My recent visit made me come face to face with even more issues than just climate; I realised that gender, land ownership and control of food production resources are the leading issues that affect food availability in this county.

Kilifi County has been named one of the poorest counties in Kenya, despite its potential in agriculture. For a while now they have been depending on tourism and fisheries but this synergy is the most unstable and at the moment it is as good as dead. Tourism has been affected by insecurity in Kenya. While fishery on the other hand faces the tragedy of the commons and it is now a dwindling resource that is unable to support the growing demand of the population this is reflected by the size quantity and price of the catch availed in market places.

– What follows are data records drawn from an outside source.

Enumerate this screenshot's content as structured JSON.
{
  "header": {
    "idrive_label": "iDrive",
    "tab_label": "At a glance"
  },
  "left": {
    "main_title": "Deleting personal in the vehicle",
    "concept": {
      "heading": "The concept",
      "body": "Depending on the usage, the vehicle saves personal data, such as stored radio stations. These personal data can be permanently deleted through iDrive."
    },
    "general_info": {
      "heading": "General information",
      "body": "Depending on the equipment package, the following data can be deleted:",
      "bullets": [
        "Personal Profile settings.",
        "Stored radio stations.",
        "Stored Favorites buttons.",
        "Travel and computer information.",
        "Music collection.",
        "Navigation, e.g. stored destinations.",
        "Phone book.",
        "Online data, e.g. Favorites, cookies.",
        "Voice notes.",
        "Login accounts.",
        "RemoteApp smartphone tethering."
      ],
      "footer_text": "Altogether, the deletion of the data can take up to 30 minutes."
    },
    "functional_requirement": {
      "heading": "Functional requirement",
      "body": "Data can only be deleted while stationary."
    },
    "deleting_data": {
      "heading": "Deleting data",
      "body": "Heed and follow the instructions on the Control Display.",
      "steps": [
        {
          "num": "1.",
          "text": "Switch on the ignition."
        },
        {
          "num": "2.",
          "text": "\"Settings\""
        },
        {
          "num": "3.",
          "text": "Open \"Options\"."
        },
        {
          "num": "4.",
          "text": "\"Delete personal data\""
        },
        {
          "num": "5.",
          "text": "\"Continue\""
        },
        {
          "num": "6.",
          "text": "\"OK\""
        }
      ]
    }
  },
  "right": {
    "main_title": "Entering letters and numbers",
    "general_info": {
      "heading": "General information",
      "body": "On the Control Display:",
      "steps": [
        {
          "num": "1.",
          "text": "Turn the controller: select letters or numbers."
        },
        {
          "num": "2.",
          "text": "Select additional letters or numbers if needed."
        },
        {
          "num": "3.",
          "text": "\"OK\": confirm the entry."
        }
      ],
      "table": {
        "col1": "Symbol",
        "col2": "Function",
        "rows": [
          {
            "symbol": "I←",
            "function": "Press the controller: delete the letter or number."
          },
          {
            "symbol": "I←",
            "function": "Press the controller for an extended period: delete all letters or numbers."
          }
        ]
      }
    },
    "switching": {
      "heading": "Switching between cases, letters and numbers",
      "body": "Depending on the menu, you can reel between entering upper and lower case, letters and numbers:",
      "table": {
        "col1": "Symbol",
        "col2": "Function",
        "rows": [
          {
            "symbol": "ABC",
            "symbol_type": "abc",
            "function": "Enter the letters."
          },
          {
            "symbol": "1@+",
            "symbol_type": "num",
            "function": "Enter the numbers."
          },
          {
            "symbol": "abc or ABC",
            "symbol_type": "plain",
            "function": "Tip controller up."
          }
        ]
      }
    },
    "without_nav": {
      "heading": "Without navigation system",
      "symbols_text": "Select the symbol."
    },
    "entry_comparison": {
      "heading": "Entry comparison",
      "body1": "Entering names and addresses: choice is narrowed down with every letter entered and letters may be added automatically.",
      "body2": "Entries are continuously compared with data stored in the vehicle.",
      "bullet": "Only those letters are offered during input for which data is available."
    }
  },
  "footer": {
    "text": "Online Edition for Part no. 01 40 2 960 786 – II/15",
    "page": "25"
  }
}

Gender as an issue affecting agricultural production is highlighted by the fact that farming is left to women. Physically, a woman is feeble compared to men and therefore may take more time ploughing a farm leading to little production. Time taken to till land that will feed a family of more than eight members is a lot, this gives rise to wide spread ignorance (lack of information on a certain topic) amongst women on the issues of farming. These women farmers are unable to get a hold of information on new and improved farming techniques that could scale up their yields. Most of the land on the other hand is communally owned, which deprives the farmers (women) control over this vital resource. Apart from lacking control over land resources, seed is another resource they have to queue and beg for to have. Water, fertilizer and other agrochemicals are out of reach and distribution is biased. Once again climate change has not spared these women. They have to find ways of using the little rainfall the heaven provides, and continue to defend their small plots of land from desertification, which is creeping up on their land fast- considering their location on the Arid and Semi-Arid Land.

 

 

 

I am an environmental scientist graduate of Pwani University Kenya. I have five years accumulated experience in matters Environmental Management and Conservation. My work has seen me travel far and wide hence my knowledge in a wide range of fields including project management and planning, community culture and data management. I was introduced to writing when I interned as the co-editor with Environment Liaison Centre International. I recruited and proofread articles from prominent writers in the field. I contribute blog posts to Rural Reporters a site that attracts readership worldwide. Communicating contemporary issues that affect lives add to my passions in writing. Intersections between the planet, individual lives and sustainability cannot be ignored. When interacting with people from all corners of the world, I make sure to capture a story which I jot down and share with my fans on social media. I have had several accomplishments in project management and planning on Education for Sustainable Development which integrates children into conservation. With proficient data management skills from Kenya Wildlife Service at the Mombasa Marine Park and Global Vision International on terrestrial and marine habitats and their biodiversity, I can translate raw data into simple information for public consumption. I interned with Climate Action Programme for schools and the youth and Environmental Liaison Centre International as a co-editor graduate trainee where I was part of project implementation in ecosystem management and giving information on alternative livelihood sources in semi-arid areas of Kenya.